**What the task requires:**
Repeat the entries exactly, and do not carry the pictures over.
Start of Data under study
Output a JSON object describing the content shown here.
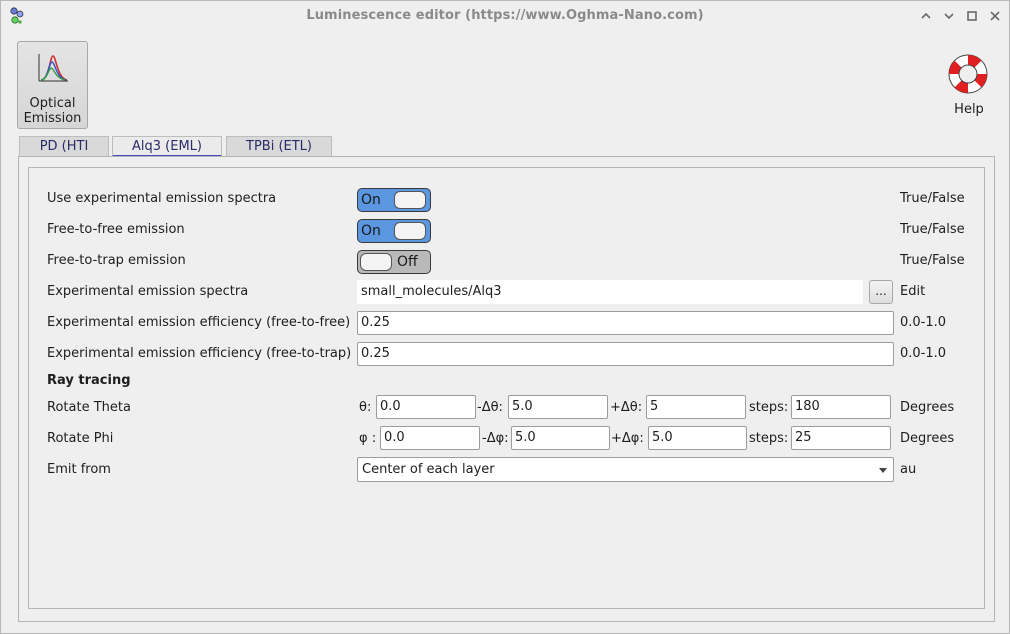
{
  "window": {
    "title": "Luminescence editor (https://www.Oghma-Nano.com)",
    "controls": [
      "minimize-icon",
      "maximize-icon",
      "restore-icon",
      "close-icon"
    ]
  },
  "ribbon": {
    "optical_emission_label": "Optical\nEmission",
    "help_label": "Help"
  },
  "tabs": [
    {
      "label": "PD (HTI"
    },
    {
      "label": "Alq3 (EML)",
      "active": true
    },
    {
      "label": "TPBi (ETL)"
    }
  ],
  "rows": {
    "use_exp_spectra": {
      "label": "Use experimental emission spectra",
      "state": "On",
      "unit": "True/False"
    },
    "free_to_free": {
      "label": "Free-to-free emission",
      "state": "On",
      "unit": "True/False"
    },
    "free_to_trap": {
      "label": "Free-to-trap emission",
      "state": "Off",
      "unit": "True/False"
    },
    "exp_spectra": {
      "label": "Experimental emission spectra",
      "value": "small_molecules/Alq3",
      "button": "...",
      "unit": "Edit"
    },
    "eff_ff": {
      "label": "Experimental emission efficiency (free-to-free)",
      "value": "0.25",
      "unit": "0.0-1.0"
    },
    "eff_ft": {
      "label": "Experimental emission efficiency (free-to-trap)",
      "value": "0.25",
      "unit": "0.0-1.0"
    },
    "ray_tracing": {
      "label": "Ray tracing"
    },
    "rotate_theta": {
      "label": "Rotate Theta",
      "start_label": "θ:",
      "start": "0.0",
      "minus_label": "-Δθ:",
      "minus": "5.0",
      "plus_label": "+Δθ:",
      "plus": "5",
      "steps_label": "steps:",
      "steps": "180",
      "unit": "Degrees"
    },
    "rotate_phi": {
      "label": "Rotate Phi",
      "start_label": "φ :",
      "start": "0.0",
      "minus_label": "-Δφ:",
      "minus": "5.0",
      "plus_label": "+Δφ:",
      "plus": "5.0",
      "steps_label": "steps:",
      "steps": "25",
      "unit": "Degrees"
    },
    "emit_from": {
      "label": "Emit from",
      "value": "Center of each layer",
      "unit": "au"
    }
  },
  "colors": {
    "toggle_on": "#5b96e0",
    "toggle_off": "#b9b9b9",
    "tab_accent": "#4a4ac0"
  }
}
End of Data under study
**Result:**
Output a JSON object describing the content shown here.
{
  "window": {
    "title": "Luminescence editor (https://www.Oghma-Nano.com)",
    "controls": [
      "minimize-icon",
      "maximize-icon",
      "restore-icon",
      "close-icon"
    ]
  },
  "ribbon": {
    "optical_emission_label": "Optical\nEmission",
    "help_label": "Help"
  },
  "tabs": [
    {
      "label": "PD (HTI"
    },
    {
      "label": "Alq3 (EML)",
      "active": true
    },
    {
      "label": "TPBi (ETL)"
    }
  ],
  "rows": {
    "use_exp_spectra": {
      "label": "Use experimental emission spectra",
      "state": "On",
      "unit": "True/False"
    },
    "free_to_free": {
      "label": "Free-to-free emission",
      "state": "On",
      "unit": "True/False"
    },
    "free_to_trap": {
      "label": "Free-to-trap emission",
      "state": "Off",
      "unit": "True/False"
    },
    "exp_spectra": {
      "label": "Experimental emission spectra",
      "value": "small_molecules/Alq3",
      "button": "...",
      "unit": "Edit"
    },
    "eff_ff": {
      "label": "Experimental emission efficiency (free-to-free)",
      "value": "0.25",
      "unit": "0.0-1.0"
    },
    "eff_ft": {
      "label": "Experimental emission efficiency (free-to-trap)",
      "value": "0.25",
      "unit": "0.0-1.0"
    },
    "ray_tracing": {
      "label": "Ray tracing"
    },
    "rotate_theta": {
      "label": "Rotate Theta",
      "start_label": "θ:",
      "start": "0.0",
      "minus_label": "-Δθ:",
      "minus": "5.0",
      "plus_label": "+Δθ:",
      "plus": "5",
      "steps_label": "steps:",
      "steps": "180",
      "unit": "Degrees"
    },
    "rotate_phi": {
      "label": "Rotate Phi",
      "start_label": "φ :",
      "start": "0.0",
      "minus_label": "-Δφ:",
      "minus": "5.0",
      "plus_label": "+Δφ:",
      "plus": "5.0",
      "steps_label": "steps:",
      "steps": "25",
      "unit": "Degrees"
    },
    "emit_from": {
      "label": "Emit from",
      "value": "Center of each layer",
      "unit": "au"
    }
  },
  "colors": {
    "toggle_on": "#5b96e0",
    "toggle_off": "#b9b9b9",
    "tab_accent": "#4a4ac0"
  }
}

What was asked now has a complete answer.